Kim is my favorite new character on this show, and the ease with which she and Jimmy slip into each other’s lives is a delight. In fact, I’m sad that Breaking Bad introduced us to a post-divorce Saul. It means that whatever happens between these two, there’s a termination point. And I’d be shocked if it was a fair or pretty one. As it stands, Kim is marching toward disappointment…which makes the happy accident of Sheehorn and Odenkirk working so well together feel like a profoundly distressing tragedy.
There’s also a sweetness to Jimmy’s relationship with Mike, one that looks to blossom into something truly interesting next week. So…maybe I’ll save my talk about that for then.
Jimmy McGill has a heart. He’s a showman and a flimflam man, but one (for now) with a conscience. When Kim turns him on to the idea of specializing in elder law, he latches right onto it in a way that feels exploitative (for obvious reasons), but also genuine. After all, the old woman with the figurines was the only client he was actually able to help.
His foray into elder law is a lot like one of those optical illusions. You look and see an old crone…but keep looking, and it turns into a beautiful young woman. Keep looking beyond that, and you’ll see both images fighting in your brain for supremacy, with no clear winner. Likewise, everything Jimmy does in his elder law posturing seems to occupy a constantly fluctuating, indefinable middle ground.
That’s Jimmy in the old woman’s living room. Sure, she’s the only one who paid him…but she’s also the only one to whom he could offer any value. He wasn’t asked to do much, but he was good at keeping straight what he was asked to do.
That’s Jimmy in the retirement community. Passing out Jell-O cups as a good deed…but they also serve as promotional materials for his services. He’s glad-handing a bunch of helpless senior citizens…but they genuinely seem to enjoy his company, and are appreciative of it.
And that’s Jimmy handing Mike his new business card.
We get a wonderful, and largely silent, view of how that plays out for Mike after the red-doored Esteem pulls away.
Jimmy McGill might have found a way to do some actual good, even if he is seeking to profit from it. But to phrase that another way, Jimmy McGill needs to profit off of something…so might it not as well be doing some actual good?
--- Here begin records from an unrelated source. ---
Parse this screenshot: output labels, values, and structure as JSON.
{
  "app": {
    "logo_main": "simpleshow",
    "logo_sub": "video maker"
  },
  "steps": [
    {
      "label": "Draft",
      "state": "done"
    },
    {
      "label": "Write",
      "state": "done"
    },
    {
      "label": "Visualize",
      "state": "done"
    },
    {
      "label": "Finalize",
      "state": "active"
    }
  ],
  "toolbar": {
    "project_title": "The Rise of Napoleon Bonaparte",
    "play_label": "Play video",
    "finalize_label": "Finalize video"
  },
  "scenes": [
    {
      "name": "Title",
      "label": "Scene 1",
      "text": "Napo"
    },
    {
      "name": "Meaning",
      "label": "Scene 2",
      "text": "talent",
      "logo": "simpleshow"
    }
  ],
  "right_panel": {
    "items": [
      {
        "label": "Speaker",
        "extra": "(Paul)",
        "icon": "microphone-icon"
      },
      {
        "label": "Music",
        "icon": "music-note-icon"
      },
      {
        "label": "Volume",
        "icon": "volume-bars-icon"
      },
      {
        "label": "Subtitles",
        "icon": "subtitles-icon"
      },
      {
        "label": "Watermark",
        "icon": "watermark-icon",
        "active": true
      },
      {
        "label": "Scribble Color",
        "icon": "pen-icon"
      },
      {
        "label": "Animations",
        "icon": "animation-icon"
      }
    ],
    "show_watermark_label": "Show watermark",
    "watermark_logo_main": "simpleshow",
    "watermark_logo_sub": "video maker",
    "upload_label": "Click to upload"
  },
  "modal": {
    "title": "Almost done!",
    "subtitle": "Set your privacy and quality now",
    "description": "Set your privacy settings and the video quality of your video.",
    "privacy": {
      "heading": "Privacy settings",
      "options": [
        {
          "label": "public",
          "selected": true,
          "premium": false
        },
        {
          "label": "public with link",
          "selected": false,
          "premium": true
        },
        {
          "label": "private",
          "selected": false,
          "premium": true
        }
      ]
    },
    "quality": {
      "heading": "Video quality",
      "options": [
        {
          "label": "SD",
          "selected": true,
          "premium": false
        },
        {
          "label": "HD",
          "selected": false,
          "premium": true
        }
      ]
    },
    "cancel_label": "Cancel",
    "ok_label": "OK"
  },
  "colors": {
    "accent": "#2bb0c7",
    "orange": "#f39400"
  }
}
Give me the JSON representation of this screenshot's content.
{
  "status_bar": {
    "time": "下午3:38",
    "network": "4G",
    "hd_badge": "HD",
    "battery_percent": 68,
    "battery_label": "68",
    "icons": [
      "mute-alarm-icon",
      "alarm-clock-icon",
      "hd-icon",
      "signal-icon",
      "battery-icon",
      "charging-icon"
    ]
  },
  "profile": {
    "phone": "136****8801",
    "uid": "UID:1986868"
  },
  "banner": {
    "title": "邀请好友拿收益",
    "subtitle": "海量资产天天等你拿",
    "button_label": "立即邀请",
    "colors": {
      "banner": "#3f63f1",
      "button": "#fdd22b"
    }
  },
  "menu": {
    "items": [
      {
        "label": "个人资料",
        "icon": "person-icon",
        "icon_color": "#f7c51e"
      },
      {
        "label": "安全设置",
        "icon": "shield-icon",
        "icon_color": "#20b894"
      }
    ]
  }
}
The image flips. It refuses to become one thing or the other for very long. We’re in a state of flux. And it’s fucking fantastic.